On April 12th, news spread among the Silicon Valley crowd that Palm was quietly putting out feelers for a buyer.  Initial speculation as to potential buyers looked to the Pacific Rim, as well as RIM, the company.  Speculation ran high that Taiwan’s HTC, a high volume mobile phone producer, and best known lately for its Android phones, might be the best buyer for Palm. HTC’s production and supply chain scale, coupled with the Palm brand, could add a stronger competitive dimension.  Another speculated buyer was China’s Lenovo, which of late has been moving toward broader diversification in its product offerings beyond laptops and PC’s. As I pen this posting, a Reuters news story indicates that HTC has dropped out of the bidding and Lenovo is now emerging as the leading candidate to buy Palm.  Other potential acquirers are noted to be Chinese telecom companies Huawei Technologies or ZTE, but they may face intensified governmental scrutiny.

Palm faced many insurmountable obstacles in its quest to be the potential iPhone alternative.  We can all speculate as to which of these obstacles turned out to be the Achilles heel.  It could be the initial choice of carrier distribution and channel partners, difficulties in initially scaling-up production capabilities, or the fact that Apple’s momentum in the market is insurmountable at this point. 

In my view, two conclusions are obvious regarding the current state of Palm. First, in spite of its current independent focused bravado, Palm can no longer remain an independent company.  There is also a strong likelihood that a current U.S. multinational brand will be assumed by some Asian acquirer, and timing could not be more ideal.
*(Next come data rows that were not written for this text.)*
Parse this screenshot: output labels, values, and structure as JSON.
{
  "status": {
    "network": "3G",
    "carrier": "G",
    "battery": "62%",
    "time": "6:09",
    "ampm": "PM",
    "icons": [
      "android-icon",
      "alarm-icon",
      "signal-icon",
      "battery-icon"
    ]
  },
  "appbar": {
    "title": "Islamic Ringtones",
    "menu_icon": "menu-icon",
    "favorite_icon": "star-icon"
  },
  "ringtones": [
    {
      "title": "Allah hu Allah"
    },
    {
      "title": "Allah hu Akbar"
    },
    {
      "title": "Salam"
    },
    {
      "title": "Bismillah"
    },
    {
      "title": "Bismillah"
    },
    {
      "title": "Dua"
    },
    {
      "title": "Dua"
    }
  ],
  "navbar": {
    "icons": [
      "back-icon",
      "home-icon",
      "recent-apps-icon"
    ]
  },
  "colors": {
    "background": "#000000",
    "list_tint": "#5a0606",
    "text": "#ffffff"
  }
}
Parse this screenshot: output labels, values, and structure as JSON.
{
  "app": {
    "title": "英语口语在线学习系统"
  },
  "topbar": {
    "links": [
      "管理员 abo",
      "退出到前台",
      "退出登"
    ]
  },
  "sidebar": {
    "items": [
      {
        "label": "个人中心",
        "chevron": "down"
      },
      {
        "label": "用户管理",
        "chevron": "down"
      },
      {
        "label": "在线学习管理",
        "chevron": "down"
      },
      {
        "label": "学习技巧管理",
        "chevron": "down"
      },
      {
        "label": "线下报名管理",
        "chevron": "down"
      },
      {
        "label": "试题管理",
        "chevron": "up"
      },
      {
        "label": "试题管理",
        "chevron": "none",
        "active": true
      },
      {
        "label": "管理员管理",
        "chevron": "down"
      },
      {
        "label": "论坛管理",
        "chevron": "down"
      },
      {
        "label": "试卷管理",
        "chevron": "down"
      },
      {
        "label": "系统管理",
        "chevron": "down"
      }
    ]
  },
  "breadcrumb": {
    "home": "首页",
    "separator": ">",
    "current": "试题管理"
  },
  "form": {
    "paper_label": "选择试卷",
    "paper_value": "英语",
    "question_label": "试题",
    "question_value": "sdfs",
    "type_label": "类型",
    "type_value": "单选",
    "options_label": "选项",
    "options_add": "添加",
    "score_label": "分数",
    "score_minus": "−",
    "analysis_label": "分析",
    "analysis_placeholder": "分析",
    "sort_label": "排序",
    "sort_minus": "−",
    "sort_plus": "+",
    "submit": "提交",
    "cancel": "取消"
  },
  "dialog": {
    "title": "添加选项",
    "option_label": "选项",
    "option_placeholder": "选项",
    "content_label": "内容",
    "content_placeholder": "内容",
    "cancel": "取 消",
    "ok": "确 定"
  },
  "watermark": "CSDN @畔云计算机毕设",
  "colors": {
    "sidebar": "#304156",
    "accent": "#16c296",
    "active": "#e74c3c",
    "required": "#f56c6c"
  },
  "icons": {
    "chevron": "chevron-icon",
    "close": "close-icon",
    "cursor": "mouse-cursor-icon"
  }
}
Second, as we often point out, end-to-end supply chain capability must always be aligned to the needs of the overall business.  In the case of Palm, supply chain ramp-up was not aligned to sales and marketing execution.

What is your view?  Where did Palm’s supply chain strategy falter?  Which company will benefit most from acquiring Palm and which is the most likely to actually pull-off an acquisition of Palm?

 Bob Ferrari